An update issued by COSCO today makes it clear that what it describes as a “network security problem” affects its operations in the Americas as a whole.
In today’s update, COSCO Shipping Lines says:
After the network security problem in the Americas has been detected, to protect the interests of our customers, we have taken proactive measures to isolate internal networks to carry out technical inspections on global scale. With the reliable confirmation from the technical experts that the networks in all other regions are secure, the network applications were recovered at 16:00 (Beijing Time) on 25th July in all the regions except the Americas. As of now, all the business operations have been back to normal in the regions with network recovered.
Meanwhile, we are trying best to investigate and fix the network problem in the Americas, and it is expected that the network applications will be gradually back to normal soon. We have started contingency plans, such as transfer of operations and conducting operation via remote access, to ensure continuous service in the Americas. During the network failure period, there could be delays in service response in the Americas, and we are expecting your kind understanding.

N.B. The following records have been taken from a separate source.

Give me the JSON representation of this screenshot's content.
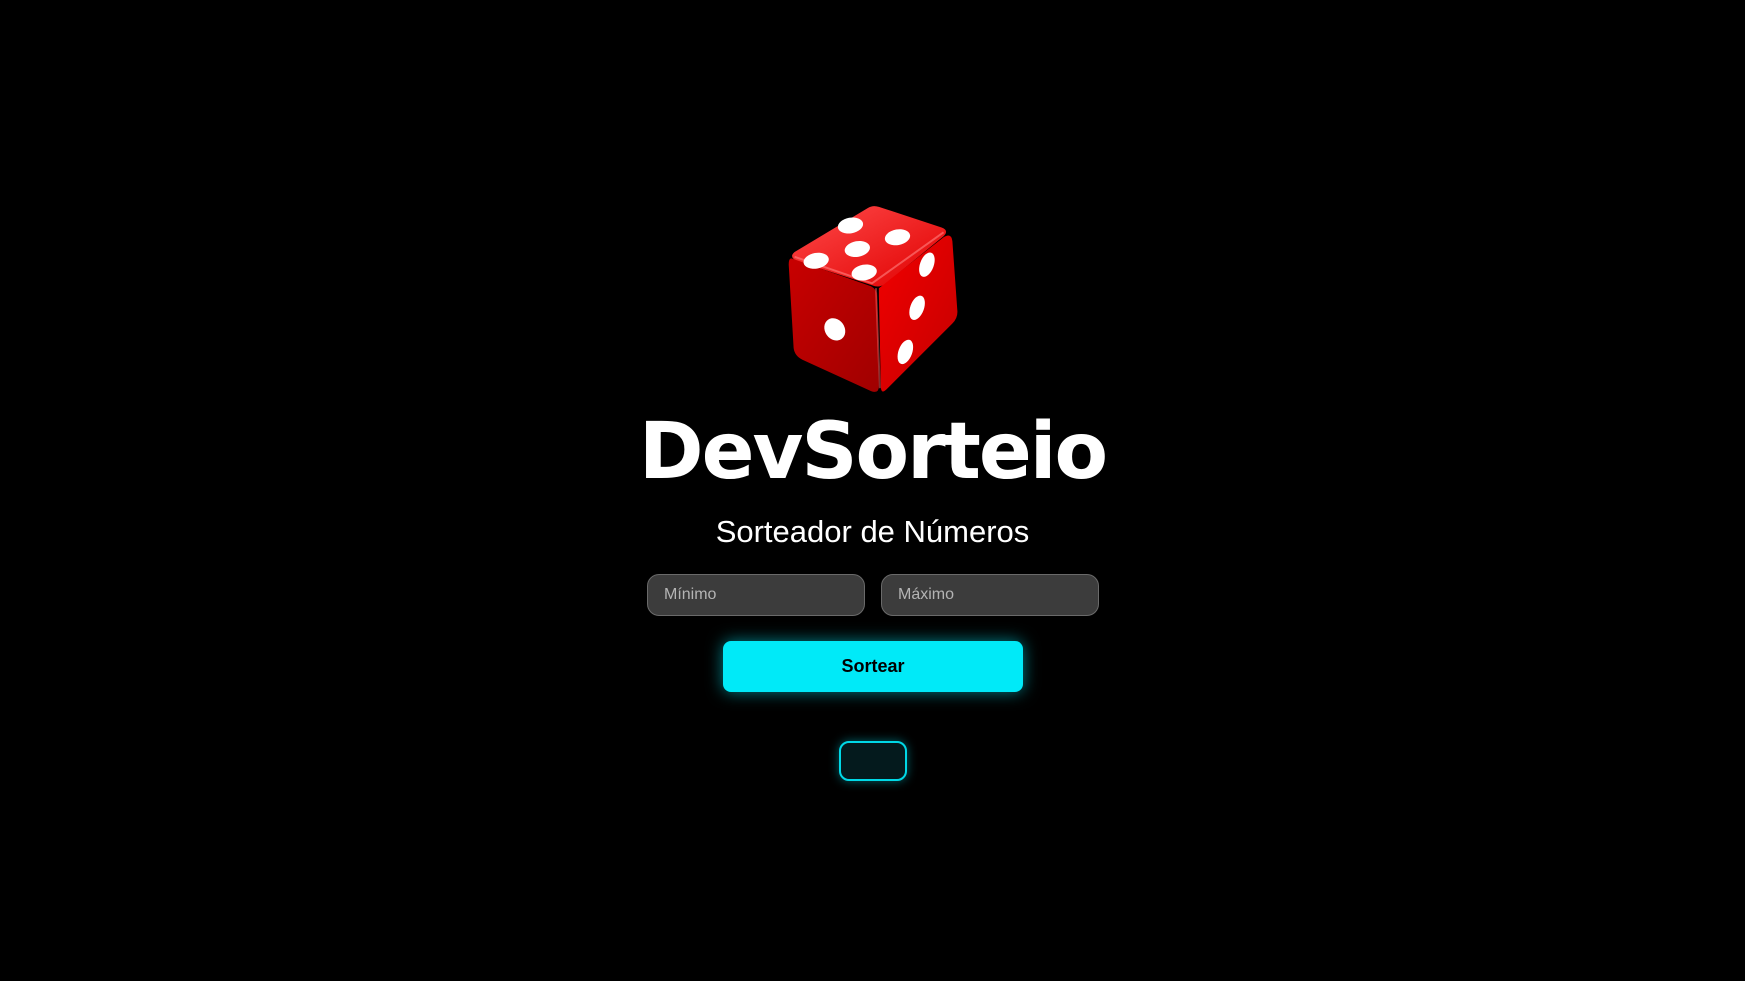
{
  "app": {
    "title": "DevSorteio",
    "subtitle": "Sorteador de Números"
  },
  "logo": {
    "icon": "dice-icon",
    "color": "#e00000"
  },
  "form": {
    "min_placeholder": "Mínimo",
    "min_value": "",
    "max_placeholder": "Máximo",
    "max_value": "",
    "button_label": "Sortear"
  },
  "result": {
    "value": ""
  },
  "colors": {
    "background": "#000000",
    "accent": "#00eaf8",
    "input_bg": "#3c3c3c"
  }
}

It is our core value to protect customers’ interests and guarantee network security. Therefore, all the service and communication channels we are now providing are safe and secure. Please rest assured it is safe to keep contact with us via our website, emails, EDI or CargoSmart.

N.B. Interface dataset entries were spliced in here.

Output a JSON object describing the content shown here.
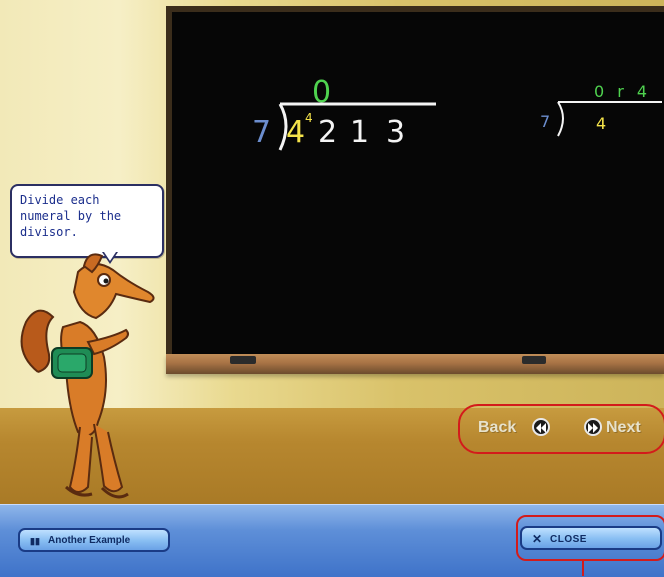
{
  "chalkboard": {
    "left_problem": {
      "quotient": "0",
      "divisor": "7",
      "dividend_digits": [
        "4",
        "2",
        "1",
        "3"
      ],
      "carry_superscript": "4"
    },
    "right_problem": {
      "quotient_line": "0 r 4",
      "divisor": "7",
      "dividend": "4"
    }
  },
  "speech_bubble": {
    "text": "Divide each numeral by the divisor."
  },
  "navigation": {
    "back_label": "Back",
    "next_label": "Next"
  },
  "buttons": {
    "another_example_label": "Another Example",
    "close_label": "CLOSE"
  }
}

The line also issued an FAQ on the problem that you can download HERE
NAVAL DOME CEO COMMENTS
While COSCO line seems to be trying to soft pedal the extent of its problems, Itai Sela, CEO of Israel based maritime cyber security firm Naval Dome, calls the attack “very worrying indeed.”
“While COSCO shut down its connections as a precautionary measure,” says Sela,” we have to emphasize that ships are not islands, they are not self-contained units. This is a mistaken belief. Shore- and ship-operations are cyber-connected.

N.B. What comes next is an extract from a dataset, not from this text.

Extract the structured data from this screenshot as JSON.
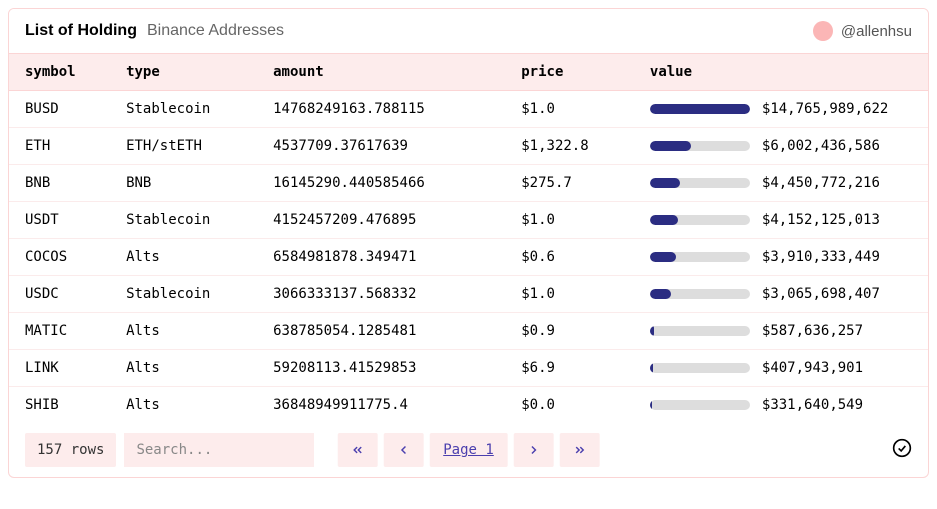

“If shore-based and ship-based IT systems are linked, it could open a gateway to the COSCO ships, leaving them highly susceptible to an attack. Vessels do not need to be attacked directly but an attack can arrive via the company’s shore-based IT systems and very easily penetrate the ships’ critical OT systems.
“Although COSCO has been quick to respond to this hack, the virus may have been dormant for some time, so I would not be surprised if other systems – shore- and ship-based systems – have been breached.
“This kind of attack could spread through the entire fleet and its consequences might be devastating, and certainly costly, especially in terms of insurance. We strongly recommend to whoever discovered the attack, to thoroughly verify the breach has been contained and has not infected any ships in the COSCO fleet.
“This cyber attack, like the Maersk attacks last year, will no doubt send shockwaves throughout the industry and encourage board members to take immediate, effective protection. Regulators need to implement workable rules and guidelines to help this vitally important global industry defend itself properly.”